The Industrial Revolution created the mass production of books, out of which came the Arts and Crafts Movement and the desire to resist mass production by creating books as beautiful works of art. This brought about a focus on beautifully designed and printed books, such as those in Washington University Libraries’ Triple Crown Collection, as well as fine bindings, like our jeweled bindings.
While much of the focus on the Arts and Crafts movement is on prominent male figures, including T.J. Cobden-Sanderson, female artists played a large role in the production of beautiful books. Women took up all aspects of bookmaking, from writing to illustration, from printing to book binding. (Read about bookbinder Cordelia Baker.)
Here we focus on three women who painted books, which include miniature portraits set into bindings, scenes on the edges of books, and beautiful illuminated manuscripts.
Part of the reaction against mass production was a return to bookmaking techniques that require detailed work by hand. For some publishers, like Ashendene Press, it meant incorporating elements of illuminated manuscripts in their printed works. Some artists, such as Phoebe Anna Traquair (see below), created full illuminated manuscripts, with both the text and the decoration done by hand.
The term illuminated manuscript most often refers to books created entirely by hand in the medieval period, with elaborate miniature paintings and border decorations. To be called an illuminated manuscript, gold must be applied to the pages, as is seen below.
Florence Kingsford (1871-1949) was a leading illuminator of the Arts and Crafts Movement, and worked closely with Ashendene Press, Essex Press, and others. Her most well-known illuminated book is Song of Solomon, printed by the Ashendene press in 1902. The press printed 40 copies on vellum, each illuminated by Kingsford with variations to create a unique look for each book.
Phoebe Anna Traquair (1852-1936) is considered the first important modern Scottish female artist and a central figure in the Scottish Arts and Crafts movement. She worked prolifically in such diverse fields as embroidery, enamelwork, leather book-cover tooling, and, not least, manuscript illumination and mural decoration.

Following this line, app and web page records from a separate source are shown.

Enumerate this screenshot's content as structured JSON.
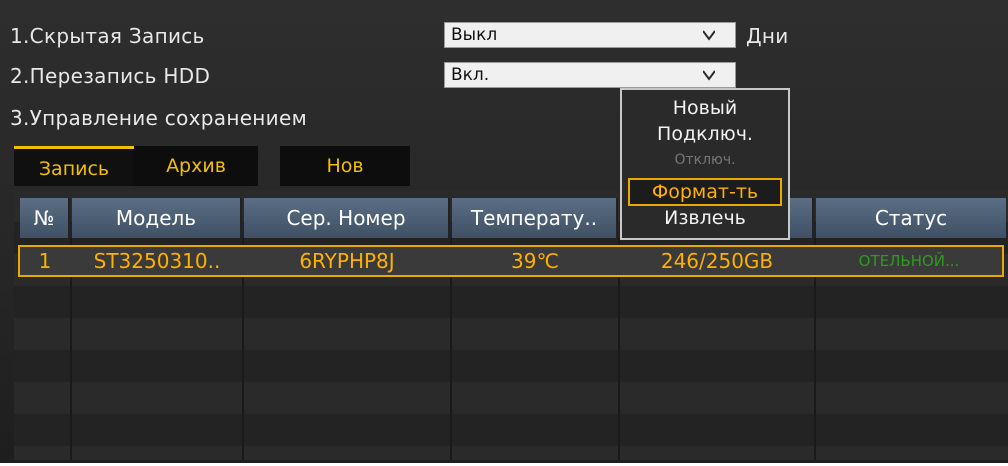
{
  "settings": [
    {
      "label": "1.Скрытая Запись",
      "value": "Выкл",
      "suffix": "Дни"
    },
    {
      "label": "2.Перезапись HDD",
      "value": "Вкл."
    },
    {
      "label": "3.Управление сохранением"
    }
  ],
  "tabs": [
    "Запись",
    "Архив",
    "Нов"
  ],
  "table": {
    "headers": [
      "№",
      "Модель",
      "Сер. Номер",
      "Температу..",
      "",
      "Статус"
    ],
    "rows": [
      [
        "1",
        "ST3250310..",
        "6RYPHP8J",
        "39℃",
        "246/250GB",
        "ОТЕЛЬНОЙ..."
      ]
    ]
  },
  "context_menu": {
    "items": [
      "Новый",
      "Подключ.",
      "Отключ.",
      "Формат-ть",
      "Извлечь"
    ],
    "disabled": [
      "Отключ."
    ],
    "highlighted": "Формат-ть"
  },
  "colors": {
    "accent": "#ffb000",
    "status_text": "#2f9a20",
    "header": "#4c5e74"
  }
}
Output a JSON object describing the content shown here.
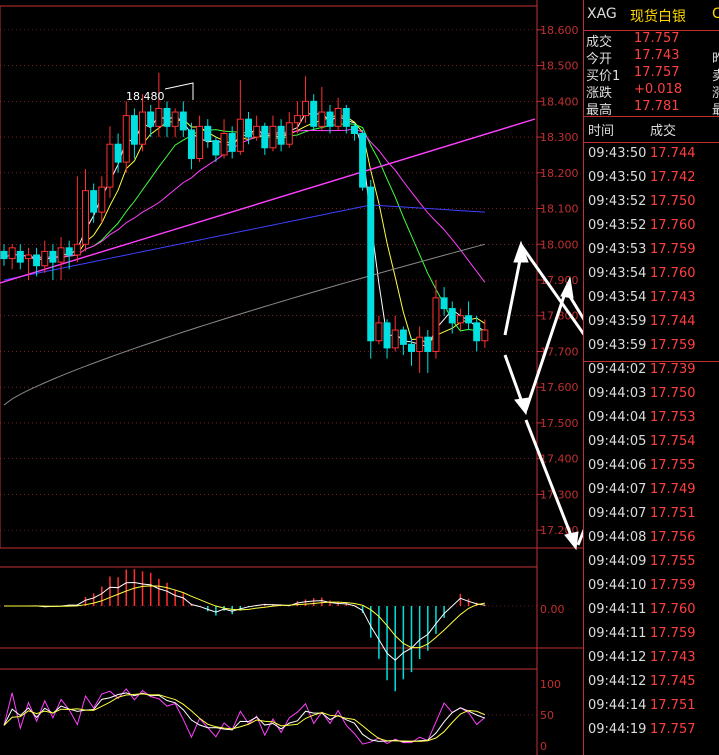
{
  "header": {
    "symbol": "XAG",
    "name": "现货白银",
    "extra": "C"
  },
  "quote": [
    {
      "label": "成交",
      "value": "17.757",
      "cut": ""
    },
    {
      "label": "今开",
      "value": "17.743",
      "cut": "昨"
    },
    {
      "label": "买价1",
      "value": "17.757",
      "cut": "卖"
    },
    {
      "label": "涨跌",
      "value": "+0.018",
      "cut": "涨"
    },
    {
      "label": "最高",
      "value": "17.781",
      "cut": "最"
    }
  ],
  "ticks_header": {
    "time": "时间",
    "price": "成交"
  },
  "ticks": [
    {
      "time": "09:43:50",
      "price": "17.744"
    },
    {
      "time": "09:43:50",
      "price": "17.742"
    },
    {
      "time": "09:43:52",
      "price": "17.750"
    },
    {
      "time": "09:43:52",
      "price": "17.760"
    },
    {
      "time": "09:43:53",
      "price": "17.759"
    },
    {
      "time": "09:43:54",
      "price": "17.760"
    },
    {
      "time": "09:43:54",
      "price": "17.743"
    },
    {
      "time": "09:43:59",
      "price": "17.744"
    },
    {
      "time": "09:43:59",
      "price": "17.759"
    },
    {
      "time": "09:44:02",
      "price": "17.739"
    },
    {
      "time": "09:44:03",
      "price": "17.750"
    },
    {
      "time": "09:44:04",
      "price": "17.753"
    },
    {
      "time": "09:44:05",
      "price": "17.754"
    },
    {
      "time": "09:44:06",
      "price": "17.755"
    },
    {
      "time": "09:44:07",
      "price": "17.749"
    },
    {
      "time": "09:44:07",
      "price": "17.751"
    },
    {
      "time": "09:44:08",
      "price": "17.756"
    },
    {
      "time": "09:44:09",
      "price": "17.755"
    },
    {
      "time": "09:44:10",
      "price": "17.759"
    },
    {
      "time": "09:44:11",
      "price": "17.760"
    },
    {
      "time": "09:44:11",
      "price": "17.759"
    },
    {
      "time": "09:44:12",
      "price": "17.743"
    },
    {
      "time": "09:44:12",
      "price": "17.745"
    },
    {
      "time": "09:44:14",
      "price": "17.751"
    },
    {
      "time": "09:44:19",
      "price": "17.757"
    }
  ],
  "chart_data": {
    "type": "candlestick",
    "price_axis": {
      "ticks": [
        "18.600",
        "18.500",
        "18.400",
        "18.300",
        "18.200",
        "18.100",
        "18.000",
        "17.900",
        "17.800",
        "17.700",
        "17.600",
        "17.500",
        "17.400",
        "17.300",
        "17.200"
      ],
      "range": [
        17.15,
        18.65
      ]
    },
    "max_label": "18.480",
    "candles": [
      [
        17.98,
        17.96,
        18.0,
        17.94
      ],
      [
        17.96,
        17.99,
        18.0,
        17.93
      ],
      [
        17.98,
        17.95,
        18.0,
        17.93
      ],
      [
        17.96,
        17.97,
        17.99,
        17.9
      ],
      [
        17.97,
        17.94,
        17.99,
        17.91
      ],
      [
        17.94,
        17.98,
        18.01,
        17.92
      ],
      [
        17.98,
        17.95,
        18.0,
        17.9
      ],
      [
        17.95,
        17.99,
        18.02,
        17.9
      ],
      [
        17.99,
        17.97,
        18.01,
        17.93
      ],
      [
        17.97,
        18.0,
        18.19,
        17.95
      ],
      [
        18.0,
        18.15,
        18.21,
        17.98
      ],
      [
        18.15,
        18.09,
        18.17,
        18.06
      ],
      [
        18.09,
        18.16,
        18.19,
        18.06
      ],
      [
        18.16,
        18.28,
        18.33,
        18.13
      ],
      [
        18.28,
        18.23,
        18.31,
        18.2
      ],
      [
        18.23,
        18.36,
        18.4,
        18.2
      ],
      [
        18.36,
        18.28,
        18.38,
        18.24
      ],
      [
        18.28,
        18.37,
        18.42,
        18.26
      ],
      [
        18.37,
        18.33,
        18.39,
        18.3
      ],
      [
        18.33,
        18.38,
        18.48,
        18.3
      ],
      [
        18.38,
        18.33,
        18.4,
        18.3
      ],
      [
        18.33,
        18.37,
        18.38,
        18.3
      ],
      [
        18.37,
        18.32,
        18.4,
        18.3
      ],
      [
        18.32,
        18.24,
        18.34,
        18.21
      ],
      [
        18.24,
        18.33,
        18.36,
        18.23
      ],
      [
        18.33,
        18.29,
        18.35,
        18.27
      ],
      [
        18.29,
        18.25,
        18.3,
        18.23
      ],
      [
        18.25,
        18.31,
        18.35,
        18.24
      ],
      [
        18.31,
        18.26,
        18.33,
        18.24
      ],
      [
        18.26,
        18.35,
        18.46,
        18.25
      ],
      [
        18.35,
        18.3,
        18.37,
        18.28
      ],
      [
        18.3,
        18.33,
        18.36,
        18.29
      ],
      [
        18.33,
        18.27,
        18.34,
        18.25
      ],
      [
        18.27,
        18.33,
        18.36,
        18.26
      ],
      [
        18.33,
        18.28,
        18.35,
        18.26
      ],
      [
        18.28,
        18.34,
        18.37,
        18.27
      ],
      [
        18.34,
        18.36,
        18.4,
        18.31
      ],
      [
        18.36,
        18.4,
        18.47,
        18.34
      ],
      [
        18.4,
        18.33,
        18.42,
        18.32
      ],
      [
        18.33,
        18.37,
        18.44,
        18.32
      ],
      [
        18.37,
        18.33,
        18.39,
        18.31
      ],
      [
        18.33,
        18.38,
        18.41,
        18.32
      ],
      [
        18.38,
        18.33,
        18.39,
        18.31
      ],
      [
        18.33,
        18.31,
        18.34,
        18.29
      ],
      [
        18.31,
        18.16,
        18.32,
        18.15
      ],
      [
        18.16,
        17.73,
        18.18,
        17.68
      ],
      [
        17.73,
        17.78,
        17.8,
        17.72
      ],
      [
        17.78,
        17.71,
        17.79,
        17.68
      ],
      [
        17.71,
        17.76,
        17.8,
        17.7
      ],
      [
        17.76,
        17.72,
        17.77,
        17.69
      ],
      [
        17.72,
        17.7,
        17.74,
        17.66
      ],
      [
        17.7,
        17.74,
        17.77,
        17.64
      ],
      [
        17.74,
        17.7,
        17.76,
        17.64
      ],
      [
        17.7,
        17.85,
        17.9,
        17.68
      ],
      [
        17.85,
        17.82,
        17.88,
        17.8
      ],
      [
        17.82,
        17.78,
        17.84,
        17.75
      ],
      [
        17.78,
        17.8,
        17.82,
        17.76
      ],
      [
        17.8,
        17.78,
        17.84,
        17.76
      ],
      [
        17.78,
        17.73,
        17.8,
        17.7
      ],
      [
        17.73,
        17.76,
        17.79,
        17.71
      ]
    ],
    "macd_axis": {
      "zero_label": "0.00"
    },
    "kdj_axis": {
      "ticks": [
        "100",
        "50",
        "0"
      ]
    }
  },
  "colors": {
    "up": "#ff3030",
    "down": "#00e0e0",
    "axis": "#c03030",
    "ma5": "#ffffff",
    "ma10": "#ffff40",
    "ma20": "#40ff40",
    "ma60": "#ff40ff",
    "ma120": "#4040ff",
    "ma250": "#888888",
    "trend": "#ff40ff"
  }
}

Her work on Robert Browning’s Saul: A Poem shows the breadth of her artistic abilities, as she completed the calligraphy of the text along with all twenty miniature paintings and thirteen portraits found throughout the text. She also created a number of grotesques, which are comical hybrid figures often formed from combining multiple animals into one form. She enjoyed adding modern elements, such as the cricket players in the photo below, with the medieval style of illumination.
Miniature painter Miss C.B. Currie (1849-1940) was a prolific painter of books and is known for both her fore-edge paintings and Cosway bindings. (Learn more about fore-edge paintings in this article). Cosway bindings were named after renowned miniaturist Richard Cosway, whose style of painting was used for the miniatures set into bindings. Cosway bindings feature a miniature painting—often a portrait—that is covered with glass and set into a leather binding.
Currie created 172 fore-edge paintings, each one signed and numbered, which was unusual in this time period, as most were done anonymously. More impressively, it is estimated that Currie painted several thousand miniatures for inclusion in over 900 bindings over the course of her career. Currie’s style was unrivaled and only bindings that included paintings by her could be called Cosway. Imitations from rival binderies and other painters are called “Cosway-style.”
For more information about these artists and their books or the Rare Book Collections, please contact Cassie Brand, curator of the Rare Book Collections at the University Libraries.